There wasn’t a whisper of conversation among Kari Burkett’s fifth-graders as they walked a mile around the grounds of Aurora’s Kenton Elementary School on a recent sunny morning. Just the sound of footfalls and the caw of birds flying overhead.
The students, all equipped with small black listening devices and earphones, were absorbed in a recording about trickster characters like Br’er Rabbit. The walk-and-listen routine happens once or twice a week in Burkett’s classroom.
It’s part of The Walking Classroom, a four-year-old program based in Chapel Hill, NC, that allows students to get exercise while they listen to standards-aligned podcasts on language arts, history and science. In an era when many teachers feel overwhelmed by the push for better test scores and health advocates regularly sound the alarm on childhood obesity, The Walking Classroom attempts to address both problems.
All told, more than 30 fourth- and fifth-grade classrooms in 20 Colorado schools, from the Denver area up to Loveland, participate in the program. Many of the schools have large populations of low-income students or English-language learners.
Normally, a classroom set of Walking Classroom materials, including listening devices called WalkKits, costs $3,000, but sponsors like Kaiser Permanente Colorado allow many schools to participate for free. Burkett said the audio lesson, which correlate particularly well with her writing lessons, give students new ways to learn and reinforce academic content.
“I have a variety of learners, a variety of different language-learners…it’s an opportunity to do something different instead of just listening to me,” she said. “[They’re] able to connect a little bit more to what we’re learning in class.”
Program co-founder Laura Fenn, who visited Kenton and other participating Colorado schools last week, emphasized the link between exercise and attention.
“We hear over and over again that the kids come back [from Walking Classroom sessions] and they’re more focused, they’re more productive and they’ve gotten some exercise,” she said.
The positive effect of exercise on the brain is something Carla Witt, a Kaiser Permanente doctor who also visited Kenton last week, said is clearly visible in magnetoencephalagrams, or pictures of the brain.
“When you have someone who’s been sitting…they’re recruiting just a fraction of their brain,” she said. “When you have them walk like this and now you take a picture of their brain…they’re recruiting substantially more.”
In their own way, students also seem to notice a difference.
Ten-year-old Katherine Sanchez said she likes The Walking Classroom “because I get to exercise and when I come to learn I get the questions that the teacher asks right.”
Burkett and another teacher at Kenton adopted The Walking Classroom last year after the school got two classroom sets of the WalkKits through a Kaiser sponsorship.

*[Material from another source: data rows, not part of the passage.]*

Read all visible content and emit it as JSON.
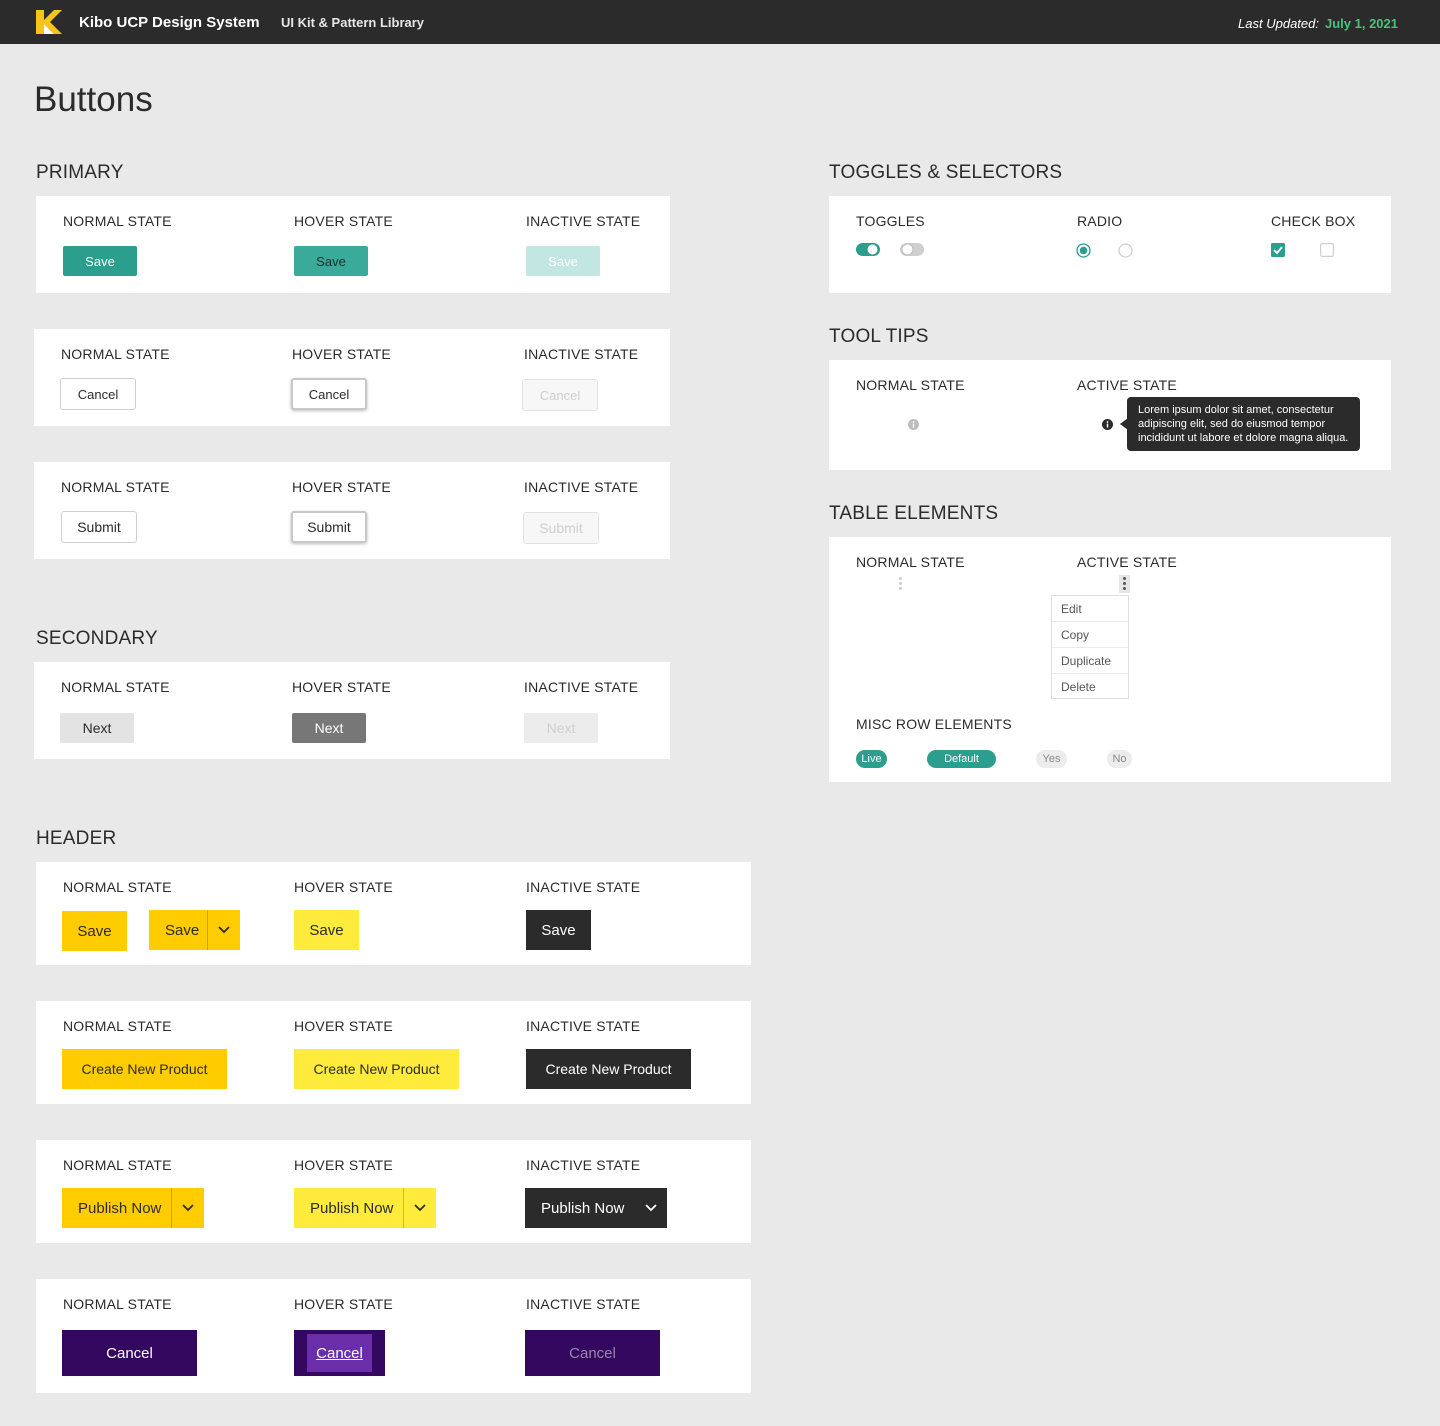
{
  "header": {
    "brand": "Kibo UCP Design System",
    "subtitle": "UI Kit & Pattern Library",
    "updated_label": "Last Updated:",
    "updated_date": "July 1, 2021"
  },
  "page_title": "Buttons",
  "states": {
    "normal": "NORMAL STATE",
    "hover": "HOVER STATE",
    "inactive": "INACTIVE STATE",
    "active": "ACTIVE STATE"
  },
  "primary": {
    "title": "PRIMARY",
    "save": "Save",
    "cancel": "Cancel",
    "submit": "Submit"
  },
  "secondary": {
    "title": "SECONDARY",
    "next": "Next"
  },
  "header_buttons": {
    "title": "HEADER",
    "save": "Save",
    "create": "Create New Product",
    "publish": "Publish Now",
    "cancel": "Cancel"
  },
  "toggles": {
    "title": "TOGGLES & SELECTORS",
    "toggles_label": "TOGGLES",
    "radio_label": "RADIO",
    "checkbox_label": "CHECK BOX"
  },
  "tooltips": {
    "title": "TOOL TIPS",
    "text": "Lorem ipsum dolor sit amet, consectetur adipiscing elit, sed do eiusmod tempor incididunt ut labore et dolore magna aliqua."
  },
  "table": {
    "title": "TABLE ELEMENTS",
    "menu": [
      "Edit",
      "Copy",
      "Duplicate",
      "Delete"
    ],
    "misc_label": "MISC ROW ELEMENTS",
    "pills": [
      "Live",
      "Default",
      "Yes",
      "No"
    ]
  },
  "colors": {
    "teal": "#2b9e8e",
    "teal_hover": "#3aab9a",
    "teal_inactive": "#c2e6e1",
    "yellow": "#ffcc00",
    "yellow_hover": "#ffeb3b",
    "dark": "#2b2b2b",
    "purple": "#33085e",
    "purple_hover": "#6a2fa8",
    "green_date": "#4ec07a"
  }
}
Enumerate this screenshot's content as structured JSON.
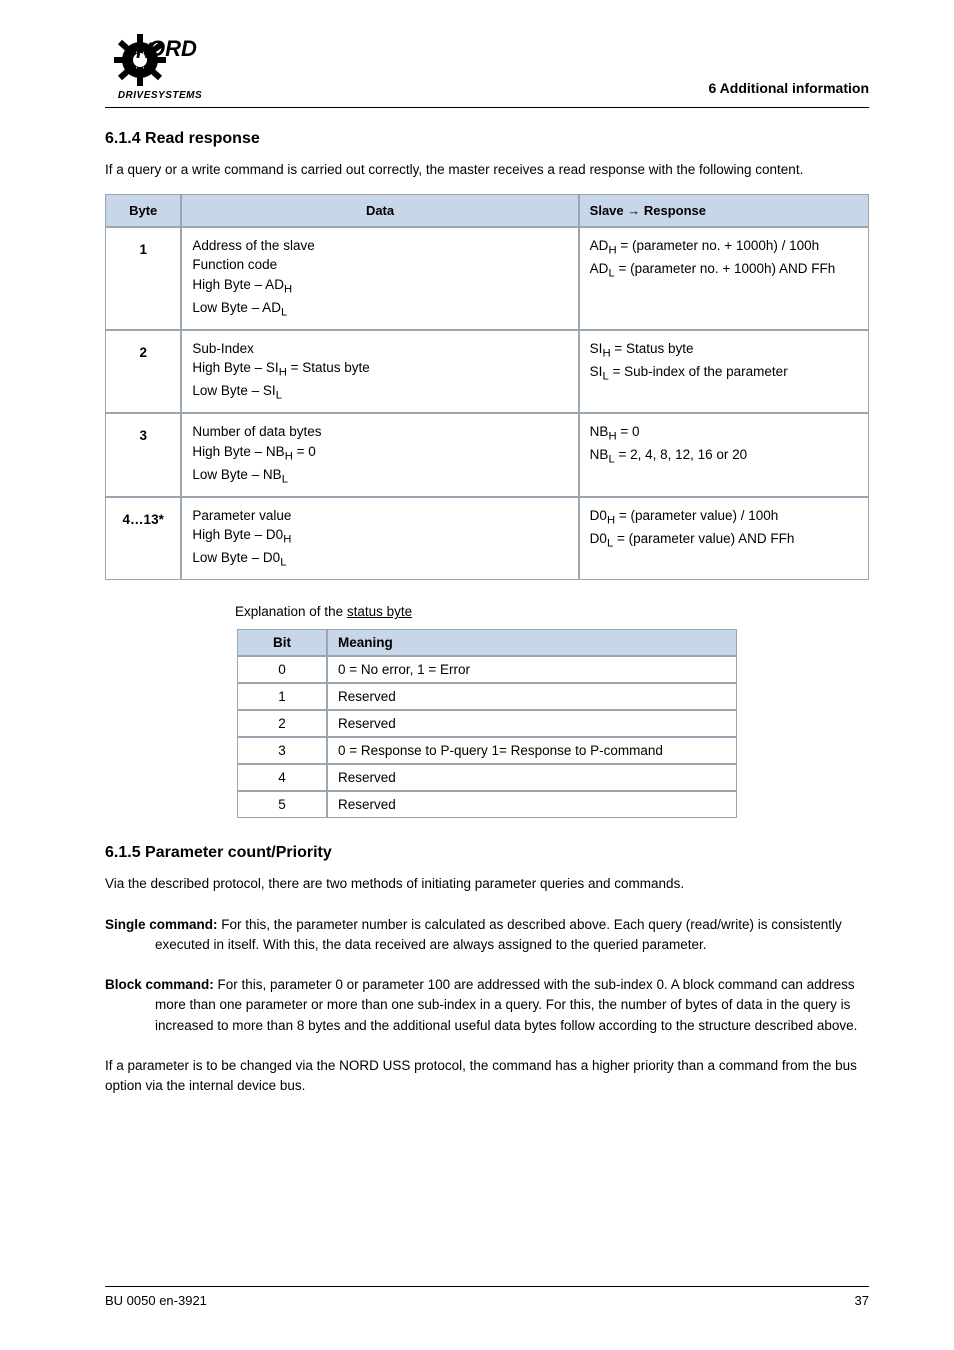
{
  "logo": {
    "sub": "DRIVESYSTEMS"
  },
  "header_right": "6 Additional information",
  "section1": {
    "title": "6.1.4  Read response",
    "text": "If a query or a write command is carried out correctly, the master receives a read response with the following content.",
    "table_headers": {
      "byte": "Byte",
      "data": "Data",
      "response": "Slave → Response"
    },
    "rows": [
      {
        "byte": "1",
        "data_lines": [
          "Address of the slave",
          "Function code"
        ],
        "data_sub": [
          "High Byte – AD<sub>H</sub>",
          "Low Byte – AD<sub>L</sub>"
        ],
        "resp_sub": [
          "AD<sub>H</sub> = (parameter no. + 1000h) / 100h",
          "AD<sub>L</sub> = (parameter no. + 1000h) AND FFh"
        ]
      },
      {
        "byte": "2",
        "data_lines": [
          "Sub-Index"
        ],
        "data_sub": [
          "High Byte – SI<sub>H</sub> = Status byte",
          "Low Byte – SI<sub>L</sub>"
        ],
        "resp_sub": [
          "SI<sub>H</sub> = Status byte",
          "SI<sub>L</sub> = Sub-index of the parameter"
        ]
      },
      {
        "byte": "3",
        "data_lines": [
          "Number of data bytes"
        ],
        "data_sub": [
          "High Byte – NB<sub>H</sub> = 0",
          "Low Byte – NB<sub>L</sub>"
        ],
        "resp_sub": [
          "NB<sub>H</sub> = 0",
          "NB<sub>L</sub> = 2, 4, 8, 12, 16 or 20"
        ]
      },
      {
        "byte": "4…13*",
        "data_lines": [
          "Parameter value"
        ],
        "data_sub": [
          "High Byte – D0<sub>H</sub>",
          "Low Byte – D0<sub>L</sub>"
        ],
        "resp_sub": [
          "D0<sub>H</sub> = (parameter value) / 100h",
          "D0<sub>L</sub> = (parameter value) AND FFh"
        ]
      }
    ],
    "explain_label": "Explanation of the",
    "explain_underline": "status byte",
    "table2_headers": {
      "bit": "Bit",
      "meaning": "Meaning"
    },
    "table2_rows": [
      {
        "bit": "0",
        "meaning": "0 = No error, 1 = Error"
      },
      {
        "bit": "1",
        "meaning": "Reserved"
      },
      {
        "bit": "2",
        "meaning": "Reserved"
      },
      {
        "bit": "3",
        "meaning": "0 = Response to P-query 1= Response to P-command"
      },
      {
        "bit": "4",
        "meaning": "Reserved"
      },
      {
        "bit": "5",
        "meaning": "Reserved"
      }
    ]
  },
  "section2": {
    "title": "6.1.5  Parameter count/Priority",
    "p1": "Via the described protocol, there are two methods of initiating parameter queries and commands.",
    "p2_bold": "Single command:",
    "p2_text": "  For this, the parameter number is calculated as described above. Each query (read/write) is consistently executed in itself. With this, the data received are always assigned to the queried parameter.",
    "p3_bold": "Block command:",
    "p3_text": "  For this, parameter 0 or parameter 100 are addressed with the sub-index 0. A block command can address more than one parameter or more than one sub-index in a query. For this, the number of bytes of data in the query is increased to more than 8 bytes and the additional useful data bytes follow according to the structure described above.",
    "p4": "If a parameter is to be changed via the NORD USS protocol, the command has a higher priority than a command from the bus option via the internal device bus."
  },
  "footer": {
    "left": "BU 0050 en-3921",
    "right": "37"
  }
}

At first, she wasn’t sure how the program would work.
“There’s so many assessments and we have a pretty rigorous schedule.”
Nevertheless, she set aside 15-20 minutes for The Walking Classroom every Friday, and sometimes other days of the week. She assigned a leader and a caboose and students soon got used to strolling around the playground while listening to lessons on everything from similes to famous poems.
“If we don’t get to do it every week they get pretty disappointed,” said Burkett.